I almost told my daughter to pee in the swimming pool last week.
Seriously. I was this close.
The girls took swim lessons over the summer (a class which could be renamed Advanced Face Wetting), so we take them to the little pool in our health club to practice their strokes -- er -- face wetting.
For the most part, I keep training-wheel hands on their backs and stomach while they pretend to float, suggest little exercises, like leg kicking and bubble blowing and, then they can get on with their business of splashing and bobbing. I float around the shallow pool, imagining myself in the Mediterranean. The girls are ready to practice their swim-face wett-ing again, so we gather at the shallow end. We were all mid-dip when nature apparently called my youngest.
"Where you goin'?" I asked, as she quickly tipped up the pool steps.
"I gotta go to the bathroom," she sang over her shoulder. Never stopping, her small body tip-tip-tipped even faster across the puddled tiles.
And there it was, an unexpected relic eagerly waiting to leap from my tongue: "Just go in the pool ..."
I didn't actually say it. But the fact that the thought had nudged its way from dusty recesses to the front of my mind left me strangely uneasy for the rest of the day. Yes, peeing in public pools has been a long-abandoned consideration (hey ... don't make that face. I'm sure lifeguards around the world didn't manufacture the Red Dye threat just because of me). Clearly, long-abandoned is not the same as gone.
Don't worry, Neighbor, public pools are still safe, but where did that third-grade thought come from? Pee in the pool!? Was this juvenile impulse some kind of test, or just a rude reminder of how I'm probably only marginally qualified for this parenting gig? (Yes, I know that every parent is one of two breeds: those who have no idea about what they're doing and those who like to think they do.) Still, what if my next Ghost of Undeveloped Wisdom is too squirrelly for my Common Sense traps and Think it-Don't Speak it filters?

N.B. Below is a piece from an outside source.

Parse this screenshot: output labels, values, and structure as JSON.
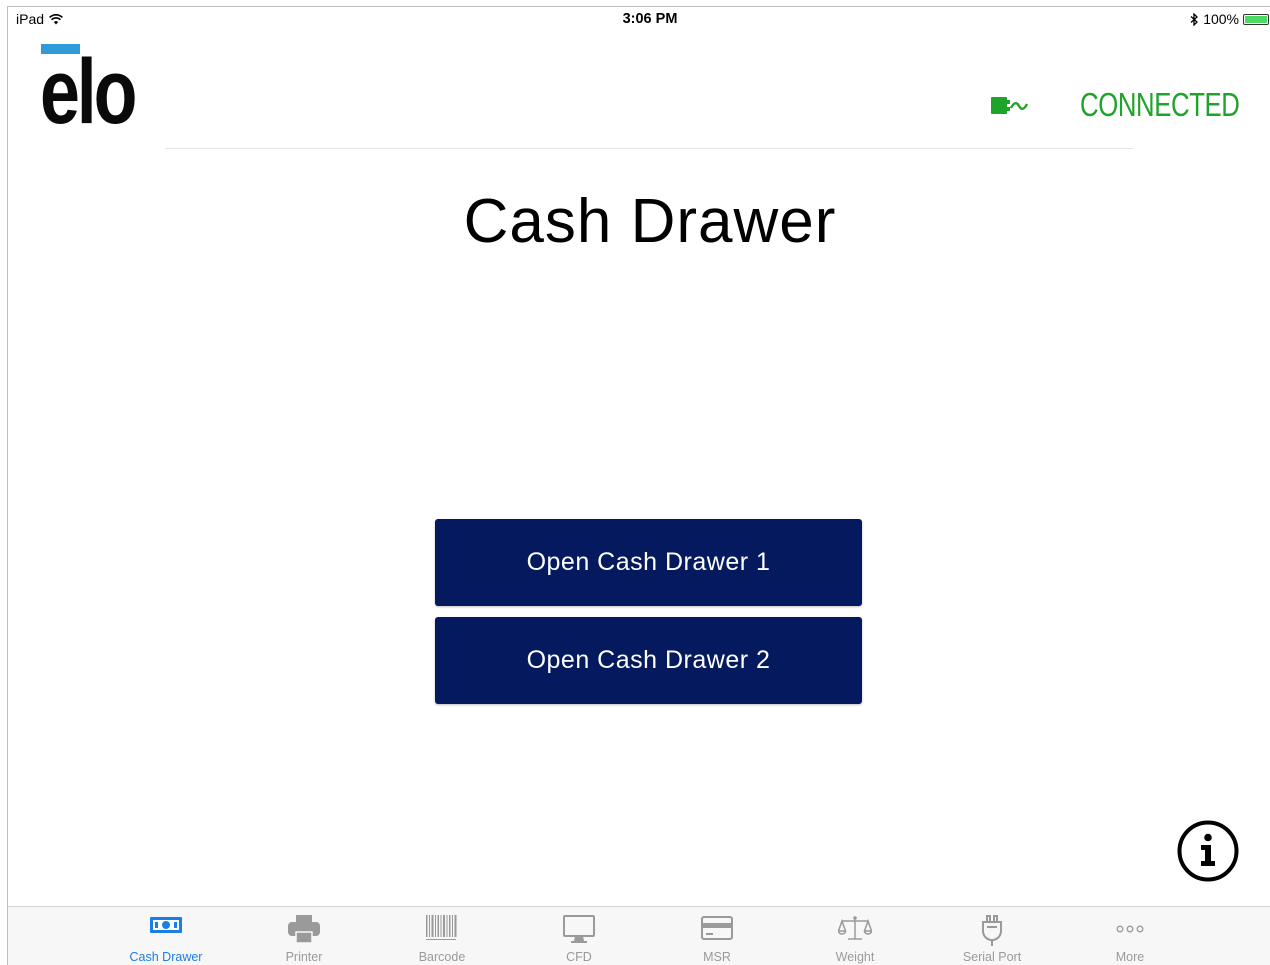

Would the Sixth Grade version of Me advise my children to simply suffer through the mercurial indignities that will prove to be the hallmark of flaky, fair-weather "friends?" Will the Ninth Grade Me suggest that just one pack of Marlboro Lights won't be any big deal? What will the 12th Grade Me have recommend for balancing those thin lines between high White society and deep Black roots? And, holy smokes, what kind of advice will tumble from my tongue when the College Me decides to chime in about loveless sex?
I don't trust any of these people with my children. Still, I know they are coming. I know there will be more moments than I'll want to catalog, pitting my common sense with normal young adult stupidity (let's all face it, folks: stealing candy bars, playing ding dong ditch pranks, getting hickeys and, later, drinking beer through our nose until we puked was / is stupid.) In those stark moments, I will have to play my role as the adult. The parent. The wise one. The one who never did stupid things, and introduces every warning talk with, "When I was your age ..." How tired will that get before they even hit middle school?!
I don't want to be that parent, either -- plastic and nervous, more obsessed with crafting the perfect message and preserving the image I'll have spent their entire lives building. I'll want to be real for my kids. Not real with my kids, (Alert: that's cheesy) but real for them. That I'm not a perfect person is a fact, I'm sure, will have been solidly established with them. (Umm, I'd guess they're pretty clear on that point right now).
That I try to have those imperfections chisel me into a better person will, I pray, make me a living lesson for them. Lessons about what, I won't pretend to be entirely sure. I just know that they should understand that mistakes and bad decisions are a mark of becoming adults. I just gotta have a conference with the former versions of me on how / when / if to release the details.
For the moment, we all agree to start with an easy one: don't pee in the pool.